Physicians from Rochester, Minnesota, examined the associations between hypopituitarism, hypothalamic dysfunction, and nonalcoholic fatty liver disease (NAFLD).
They assessed a case series of 21 patients with diagnoses of hypopituitarism, hypothalamic obesity, or craniopharyngioma and NAFLD.
The team reviewed clinical, laboratory, and liver biopsy features.
|NAFLD was diagnosed a median of 3 years after hypothalamic/pituitary dysfunction.|
The physicians found that NAFLD was diagnosed a median of 3 years after the diagnosis of hypothalamic/pituitary dysfunction.
They determined that the mean gain in body mass index (BMI) between diagnoses of hypothalamic/pituitary disease and NAFLD was 11.3 kg/m2. This was an average yearly gain of 2.2 kg/m2.
They found that the majority of patients developed elevated glucose levels and dyslipidemia by time of diagnosis of NAFLD.
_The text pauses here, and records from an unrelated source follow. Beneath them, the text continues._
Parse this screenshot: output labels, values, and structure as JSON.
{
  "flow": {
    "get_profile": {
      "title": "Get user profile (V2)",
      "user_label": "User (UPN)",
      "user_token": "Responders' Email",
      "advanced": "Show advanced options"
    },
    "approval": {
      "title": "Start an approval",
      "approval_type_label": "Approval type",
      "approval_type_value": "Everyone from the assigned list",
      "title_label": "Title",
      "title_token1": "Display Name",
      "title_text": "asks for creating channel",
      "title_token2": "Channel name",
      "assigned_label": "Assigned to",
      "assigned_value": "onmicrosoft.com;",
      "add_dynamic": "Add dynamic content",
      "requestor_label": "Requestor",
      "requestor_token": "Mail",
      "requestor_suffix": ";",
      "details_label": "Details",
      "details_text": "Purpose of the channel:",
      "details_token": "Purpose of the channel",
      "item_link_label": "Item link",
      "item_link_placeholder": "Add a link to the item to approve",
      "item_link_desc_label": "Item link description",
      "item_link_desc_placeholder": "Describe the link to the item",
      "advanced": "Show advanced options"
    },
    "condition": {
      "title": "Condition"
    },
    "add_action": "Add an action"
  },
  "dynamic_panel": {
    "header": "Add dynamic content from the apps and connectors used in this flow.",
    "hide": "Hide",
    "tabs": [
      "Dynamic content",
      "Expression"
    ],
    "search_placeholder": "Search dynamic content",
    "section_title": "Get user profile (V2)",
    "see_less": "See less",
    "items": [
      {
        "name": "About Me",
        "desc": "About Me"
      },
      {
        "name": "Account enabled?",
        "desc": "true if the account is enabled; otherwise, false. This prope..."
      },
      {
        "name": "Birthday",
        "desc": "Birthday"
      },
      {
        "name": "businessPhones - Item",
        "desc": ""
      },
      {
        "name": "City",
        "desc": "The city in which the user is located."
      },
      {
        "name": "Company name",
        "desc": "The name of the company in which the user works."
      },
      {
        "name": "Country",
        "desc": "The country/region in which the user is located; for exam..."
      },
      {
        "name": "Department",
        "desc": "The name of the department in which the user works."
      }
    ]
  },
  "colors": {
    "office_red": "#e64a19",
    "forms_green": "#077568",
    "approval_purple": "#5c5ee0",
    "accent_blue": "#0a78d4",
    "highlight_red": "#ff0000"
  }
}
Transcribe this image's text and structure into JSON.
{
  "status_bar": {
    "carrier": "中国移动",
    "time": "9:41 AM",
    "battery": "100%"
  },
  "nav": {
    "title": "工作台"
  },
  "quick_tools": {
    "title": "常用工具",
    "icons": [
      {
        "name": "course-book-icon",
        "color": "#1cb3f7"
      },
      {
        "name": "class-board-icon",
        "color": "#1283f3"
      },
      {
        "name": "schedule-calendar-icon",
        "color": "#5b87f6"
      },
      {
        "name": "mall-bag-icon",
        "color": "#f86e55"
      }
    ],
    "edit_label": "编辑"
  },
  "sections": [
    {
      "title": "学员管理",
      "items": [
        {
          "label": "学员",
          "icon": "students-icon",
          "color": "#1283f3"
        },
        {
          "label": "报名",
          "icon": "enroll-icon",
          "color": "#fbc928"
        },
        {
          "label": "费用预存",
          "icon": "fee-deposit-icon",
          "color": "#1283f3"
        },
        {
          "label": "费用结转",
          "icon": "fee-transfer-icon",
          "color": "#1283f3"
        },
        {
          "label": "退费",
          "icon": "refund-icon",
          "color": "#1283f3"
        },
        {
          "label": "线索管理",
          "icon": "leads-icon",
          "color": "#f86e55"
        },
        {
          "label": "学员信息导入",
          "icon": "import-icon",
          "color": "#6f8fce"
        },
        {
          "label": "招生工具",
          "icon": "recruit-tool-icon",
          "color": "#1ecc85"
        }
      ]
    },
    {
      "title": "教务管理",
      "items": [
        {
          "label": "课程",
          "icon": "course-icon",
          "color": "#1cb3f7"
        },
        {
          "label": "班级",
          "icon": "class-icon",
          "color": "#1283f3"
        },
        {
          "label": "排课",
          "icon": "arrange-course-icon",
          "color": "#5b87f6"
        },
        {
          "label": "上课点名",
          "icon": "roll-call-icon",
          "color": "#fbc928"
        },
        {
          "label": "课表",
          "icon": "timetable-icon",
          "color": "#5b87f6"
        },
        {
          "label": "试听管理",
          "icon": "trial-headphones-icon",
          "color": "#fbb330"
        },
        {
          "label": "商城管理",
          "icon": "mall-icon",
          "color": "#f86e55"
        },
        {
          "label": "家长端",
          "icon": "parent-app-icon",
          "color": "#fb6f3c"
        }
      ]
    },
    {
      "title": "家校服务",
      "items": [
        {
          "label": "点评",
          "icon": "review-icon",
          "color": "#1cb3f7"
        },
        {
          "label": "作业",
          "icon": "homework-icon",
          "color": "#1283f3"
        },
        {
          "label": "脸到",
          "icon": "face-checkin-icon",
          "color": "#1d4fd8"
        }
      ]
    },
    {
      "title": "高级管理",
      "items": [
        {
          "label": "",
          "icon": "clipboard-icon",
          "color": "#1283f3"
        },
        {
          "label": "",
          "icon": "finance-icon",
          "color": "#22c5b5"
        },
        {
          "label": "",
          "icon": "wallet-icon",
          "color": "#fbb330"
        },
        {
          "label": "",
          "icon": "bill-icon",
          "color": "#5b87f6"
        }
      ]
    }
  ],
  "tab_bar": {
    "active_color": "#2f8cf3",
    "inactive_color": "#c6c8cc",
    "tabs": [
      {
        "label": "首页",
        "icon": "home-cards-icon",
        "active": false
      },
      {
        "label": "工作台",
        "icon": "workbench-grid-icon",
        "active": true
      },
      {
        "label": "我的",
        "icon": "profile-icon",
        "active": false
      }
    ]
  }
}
There were 10 patients biopsied. Of these 6 were cirrhotic, 2 had nonalcoholic steatohepatitis with fibrosis, and 2 had simple steatosis.
The team had long-term follow-up data for 18 patients. Overall, 2 patients required liver transplantation, and 6 died, 2 from liver related causes.
Dr Leon Adams and colleagues concluded, "Patients with hypothalamic and/or pituitary disease are at risk of excessive weight gain, impaired glucose tolerance, and dyslipidemia with subsequent development of NAFLD".
"This group has a high prevalence of cirrhosis placing them at risk for liver-related death".
"The novel evidence that hypothalamic/pituitary dysfunction may be accompanied by progressive NAFLD has important implications for the work-up and management of patients with hypothalamic/pituitary disease".